There were three new faces in the Germany squad in the September friendly win over Peru.
Nico Schulz started the game and scored the winner, while their were second-half cameos from fellow new boys Kai Havertz and Thilo Kehrer. bundesliga.com takes a closer look at what the trio bring to the Nationalmannschaft.
Position: Left wing-back/left midfielder
Prior international experience: Germany U21 (14 caps, 2 goals)
Spot the odd one out? Yes, Schulz is in his mid-20s — almost middle-aged for a footballer — but make no mistake, the Hoffenheim man was just as precocious as his fellow newboys.
Picked out of the crowd by a host of European heavyweights as a youngster at Hertha Berlin, Schulz's progress was significantly slowed by a cruciate ligament injury that laid waste to his 2015/16 season. That came just after what should have been a career-accelerating transfer to Borussia Mönchengladbach and the last of his 14 Under-21 caps, delaying what seemed an inevitable step up into the senior side until now.

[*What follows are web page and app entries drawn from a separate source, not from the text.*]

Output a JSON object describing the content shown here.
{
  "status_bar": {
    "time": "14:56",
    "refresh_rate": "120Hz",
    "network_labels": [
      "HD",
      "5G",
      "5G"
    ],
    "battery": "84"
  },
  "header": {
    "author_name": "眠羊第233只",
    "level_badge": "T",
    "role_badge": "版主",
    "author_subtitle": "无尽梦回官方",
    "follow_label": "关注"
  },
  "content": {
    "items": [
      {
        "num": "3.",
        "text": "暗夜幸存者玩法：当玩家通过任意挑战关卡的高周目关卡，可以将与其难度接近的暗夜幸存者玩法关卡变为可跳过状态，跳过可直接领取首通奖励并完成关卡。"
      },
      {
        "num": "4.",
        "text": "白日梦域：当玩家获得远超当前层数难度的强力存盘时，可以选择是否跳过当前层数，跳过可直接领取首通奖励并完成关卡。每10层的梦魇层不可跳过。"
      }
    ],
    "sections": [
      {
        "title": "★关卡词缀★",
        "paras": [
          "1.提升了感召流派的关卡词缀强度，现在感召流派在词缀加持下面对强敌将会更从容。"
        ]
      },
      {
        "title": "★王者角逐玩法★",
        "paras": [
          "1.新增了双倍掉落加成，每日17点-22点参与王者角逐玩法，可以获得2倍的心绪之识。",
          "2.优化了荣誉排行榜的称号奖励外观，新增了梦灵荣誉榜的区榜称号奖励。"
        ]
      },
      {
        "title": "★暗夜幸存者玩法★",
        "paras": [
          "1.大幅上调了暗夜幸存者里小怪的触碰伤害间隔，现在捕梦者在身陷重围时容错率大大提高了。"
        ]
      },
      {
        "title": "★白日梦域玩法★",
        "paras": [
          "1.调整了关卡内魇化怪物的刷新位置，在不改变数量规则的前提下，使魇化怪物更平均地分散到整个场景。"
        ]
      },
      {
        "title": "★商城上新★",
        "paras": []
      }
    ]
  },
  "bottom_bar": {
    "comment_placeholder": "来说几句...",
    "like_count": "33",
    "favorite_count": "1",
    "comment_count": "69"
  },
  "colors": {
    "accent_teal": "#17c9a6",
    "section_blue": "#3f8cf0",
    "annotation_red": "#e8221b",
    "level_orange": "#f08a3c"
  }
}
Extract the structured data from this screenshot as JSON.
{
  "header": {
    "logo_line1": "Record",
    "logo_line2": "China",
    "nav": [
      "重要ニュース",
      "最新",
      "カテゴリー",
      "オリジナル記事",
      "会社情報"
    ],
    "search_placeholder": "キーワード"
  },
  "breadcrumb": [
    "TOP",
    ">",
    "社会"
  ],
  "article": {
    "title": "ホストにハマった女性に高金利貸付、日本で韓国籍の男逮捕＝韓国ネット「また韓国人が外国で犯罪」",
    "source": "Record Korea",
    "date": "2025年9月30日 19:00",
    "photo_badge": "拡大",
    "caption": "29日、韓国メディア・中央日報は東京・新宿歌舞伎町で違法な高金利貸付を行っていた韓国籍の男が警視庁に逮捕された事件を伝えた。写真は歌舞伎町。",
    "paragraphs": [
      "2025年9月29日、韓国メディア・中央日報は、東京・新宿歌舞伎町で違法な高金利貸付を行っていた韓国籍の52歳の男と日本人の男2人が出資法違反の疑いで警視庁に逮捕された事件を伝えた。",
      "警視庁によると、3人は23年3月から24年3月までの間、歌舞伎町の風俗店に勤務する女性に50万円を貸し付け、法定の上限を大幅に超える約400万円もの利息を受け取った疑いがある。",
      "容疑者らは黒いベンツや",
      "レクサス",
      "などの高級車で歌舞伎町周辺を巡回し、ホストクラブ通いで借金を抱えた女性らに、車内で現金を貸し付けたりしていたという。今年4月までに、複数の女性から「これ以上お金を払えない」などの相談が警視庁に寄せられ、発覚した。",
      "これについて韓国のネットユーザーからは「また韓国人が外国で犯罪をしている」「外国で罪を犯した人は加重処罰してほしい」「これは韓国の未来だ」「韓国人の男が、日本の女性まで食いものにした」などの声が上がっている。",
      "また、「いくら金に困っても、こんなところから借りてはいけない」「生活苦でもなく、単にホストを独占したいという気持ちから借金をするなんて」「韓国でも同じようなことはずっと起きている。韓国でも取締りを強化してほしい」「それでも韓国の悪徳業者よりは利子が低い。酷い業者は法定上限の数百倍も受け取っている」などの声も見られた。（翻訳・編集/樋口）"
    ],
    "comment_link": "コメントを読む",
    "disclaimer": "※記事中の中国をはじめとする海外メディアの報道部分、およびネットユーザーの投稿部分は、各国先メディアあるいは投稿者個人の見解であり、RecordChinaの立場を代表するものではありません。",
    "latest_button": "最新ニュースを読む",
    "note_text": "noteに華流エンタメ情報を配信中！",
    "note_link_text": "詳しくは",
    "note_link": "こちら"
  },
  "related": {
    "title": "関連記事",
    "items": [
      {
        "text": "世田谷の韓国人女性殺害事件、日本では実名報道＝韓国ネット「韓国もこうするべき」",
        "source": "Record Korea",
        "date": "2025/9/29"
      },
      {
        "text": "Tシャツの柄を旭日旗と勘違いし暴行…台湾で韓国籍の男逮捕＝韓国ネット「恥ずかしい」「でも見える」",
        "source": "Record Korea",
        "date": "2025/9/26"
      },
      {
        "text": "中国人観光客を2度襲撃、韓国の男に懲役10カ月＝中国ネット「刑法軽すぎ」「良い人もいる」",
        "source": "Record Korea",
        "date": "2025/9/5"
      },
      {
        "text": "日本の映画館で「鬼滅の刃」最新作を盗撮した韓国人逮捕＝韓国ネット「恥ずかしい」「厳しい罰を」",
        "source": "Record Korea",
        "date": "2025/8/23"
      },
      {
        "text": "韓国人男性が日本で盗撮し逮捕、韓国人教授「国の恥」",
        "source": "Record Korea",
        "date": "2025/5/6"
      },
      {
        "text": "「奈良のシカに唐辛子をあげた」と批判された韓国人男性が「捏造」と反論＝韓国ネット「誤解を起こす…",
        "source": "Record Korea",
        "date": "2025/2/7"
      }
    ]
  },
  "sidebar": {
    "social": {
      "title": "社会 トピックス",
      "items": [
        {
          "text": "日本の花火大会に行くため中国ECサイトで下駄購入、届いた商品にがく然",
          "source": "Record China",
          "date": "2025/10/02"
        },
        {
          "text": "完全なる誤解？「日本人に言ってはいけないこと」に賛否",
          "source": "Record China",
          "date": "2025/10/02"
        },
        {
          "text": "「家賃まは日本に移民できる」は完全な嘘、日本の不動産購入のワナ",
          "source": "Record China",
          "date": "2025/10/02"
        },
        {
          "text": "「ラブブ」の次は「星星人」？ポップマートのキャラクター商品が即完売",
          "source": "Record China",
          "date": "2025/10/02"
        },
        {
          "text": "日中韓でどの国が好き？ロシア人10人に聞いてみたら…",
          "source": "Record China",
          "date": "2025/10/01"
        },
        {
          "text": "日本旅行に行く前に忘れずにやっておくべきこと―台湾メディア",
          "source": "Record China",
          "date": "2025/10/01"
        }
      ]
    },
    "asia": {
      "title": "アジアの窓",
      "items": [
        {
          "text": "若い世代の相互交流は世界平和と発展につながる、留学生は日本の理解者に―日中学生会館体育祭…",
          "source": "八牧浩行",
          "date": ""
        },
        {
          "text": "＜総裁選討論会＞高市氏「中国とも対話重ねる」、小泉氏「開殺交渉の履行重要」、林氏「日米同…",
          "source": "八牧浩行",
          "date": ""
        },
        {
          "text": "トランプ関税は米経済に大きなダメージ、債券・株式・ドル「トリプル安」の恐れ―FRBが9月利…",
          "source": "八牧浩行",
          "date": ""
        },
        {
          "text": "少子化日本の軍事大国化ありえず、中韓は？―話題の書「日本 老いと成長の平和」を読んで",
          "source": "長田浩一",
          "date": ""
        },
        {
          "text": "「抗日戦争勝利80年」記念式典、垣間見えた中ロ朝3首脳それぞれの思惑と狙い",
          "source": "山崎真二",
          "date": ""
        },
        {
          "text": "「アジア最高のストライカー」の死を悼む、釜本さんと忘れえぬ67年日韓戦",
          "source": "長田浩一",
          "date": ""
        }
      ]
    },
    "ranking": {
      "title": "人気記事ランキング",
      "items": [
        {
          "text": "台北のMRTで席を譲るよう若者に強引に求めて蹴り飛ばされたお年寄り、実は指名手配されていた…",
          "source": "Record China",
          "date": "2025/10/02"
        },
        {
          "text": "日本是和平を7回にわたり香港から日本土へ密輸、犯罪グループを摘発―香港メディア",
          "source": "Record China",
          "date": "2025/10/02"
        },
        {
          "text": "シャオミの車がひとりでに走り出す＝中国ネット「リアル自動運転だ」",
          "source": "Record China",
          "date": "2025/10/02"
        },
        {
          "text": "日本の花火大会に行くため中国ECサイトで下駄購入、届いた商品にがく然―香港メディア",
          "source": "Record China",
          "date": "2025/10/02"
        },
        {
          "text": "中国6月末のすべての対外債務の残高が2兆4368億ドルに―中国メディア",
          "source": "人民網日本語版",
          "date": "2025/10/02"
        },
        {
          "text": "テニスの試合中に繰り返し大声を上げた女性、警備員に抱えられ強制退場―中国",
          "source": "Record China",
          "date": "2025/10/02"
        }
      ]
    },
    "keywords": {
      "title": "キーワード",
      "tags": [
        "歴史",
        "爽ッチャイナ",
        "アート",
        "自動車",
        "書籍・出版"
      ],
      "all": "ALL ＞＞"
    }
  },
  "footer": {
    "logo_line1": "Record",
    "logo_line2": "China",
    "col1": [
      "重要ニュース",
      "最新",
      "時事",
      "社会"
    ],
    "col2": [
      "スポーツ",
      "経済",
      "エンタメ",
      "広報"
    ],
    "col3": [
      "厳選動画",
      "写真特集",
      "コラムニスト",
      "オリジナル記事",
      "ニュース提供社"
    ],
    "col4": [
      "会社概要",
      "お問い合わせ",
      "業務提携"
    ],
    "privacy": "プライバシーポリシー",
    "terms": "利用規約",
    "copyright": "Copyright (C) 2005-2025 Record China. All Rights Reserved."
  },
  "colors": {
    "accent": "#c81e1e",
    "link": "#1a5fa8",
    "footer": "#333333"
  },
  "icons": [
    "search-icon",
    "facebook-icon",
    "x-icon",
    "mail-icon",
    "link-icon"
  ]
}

Either a left-back who likes to get forward — as he has started this season — or as he played for much of last season a left-midfielder who knows how to defend, Schulz gives Löw reliability and security down what has been a problematic flank, notably as a replacement for Jonas Hector, who was the only left-back-by-trade in the squad until he was forced to withdraw through injury.
"I didn't want to pile so much responsibility on him that he would be taking the whole family to England," Schulz's mother, Birgit, said after her 15-year-old son had rejected an offer from Liverpool. No need to worry now Mrs. Schulz: your son is ready to carry the weight of expectation of his country.
Position: Attacking midfielder
Prior international experience: Germany U19 (8 caps, 7 goals)
Scan down the list of the Germany squad that won the Under-21 EURO in Poland just over a year ago. What? Didn't find Kai Havertz's name there? Look again…and you still won't. Why? Because he wasn't in that squad. In fact, the youngster, who only turned 19 in June, has never represented his country at a higher level than his current age. Still, with more than 50 Bundesliga games already under his belt and after being named the country's best U19 player, it is no surprise Germany boss Joachim Löw has decided Leverkusen's youngest-ever debutant is ready to jump the queue.
Watch: EVERY Kai Havertz Bundesliga goal and assist to date!
The Aachen-born teenager who put the 'P' in 'prodigy' has a game which bears more than a passing resemblance to another Leverkusen icon and former Germany midfielder, Michael Ballack: not afraid to go in where it hurts at either end of the pitch. A shade more attack-minded than Bayern Munich's Leon Goretzka, Havertz is — according to his club boss, Heiko Herrlich — "the biggest talent I have seen since Toni Kroos." Wow!
If that impresses you, then you should sit down now as his stats back up the promise of his prodigious ability: 96 per cent pass completion this season, 68 per cent of challenges won, seven goals and 15 assists in just 39 league starts at the start of what should be an immense career. "I already thought before the World Cup that such a player would be able to help and learn with the national team," said Herrlich. "But I think the national team coach knows exactly what he has to do and who he has to pick." He certainly does, Heiko, and it's Kai Havertz.
Club: Paris Saint-Germain
Position: Centre-back/defensive midfield/full-back
Prior international experience: Germany U21 (9 caps)
"He's fast, able to play in all four positions in defence, he's two-footed and can even play defensive midfield…he's a player every coach would like to have!" So said Thomas Tuchel when the ex-Mainz and Borussia Dortmund coach was asked about the summer addition to his Paris Saint-Germain squad.
High praise, but nothing new for Kehrer, who has been billed as one of German football's hottest properties for years since first showing his beyond-the-norm abilities at Stuttgart as a 12-year-old. Three years later he moved to Schalke, a year after that and he was wearing the Under-19 side's captain's armband. Aged 16. You think the step up to the national team is going to faze him? No, us neither.
His 6'1" frame gives him command in aerial situations, while his 61 per cent of challenges won in the Bundesliga last season and 83 per cent pass completion rate makes him just as effective on both sides of the ball as he is on both sides of the pitch.
Incredibly, he would be just as viable an alternative to Joshua Kimmich on the right, Hector on the left and Mats Hummels, Jerome Boateng or Niklas Süle through the middle. He's 19 months younger than Kimmich, and you thought Löw was spoilt by having someone as versatile as the Bayern man in his squad? You can bet the Germany boss will not be disagreeing with Tuchel any time soon.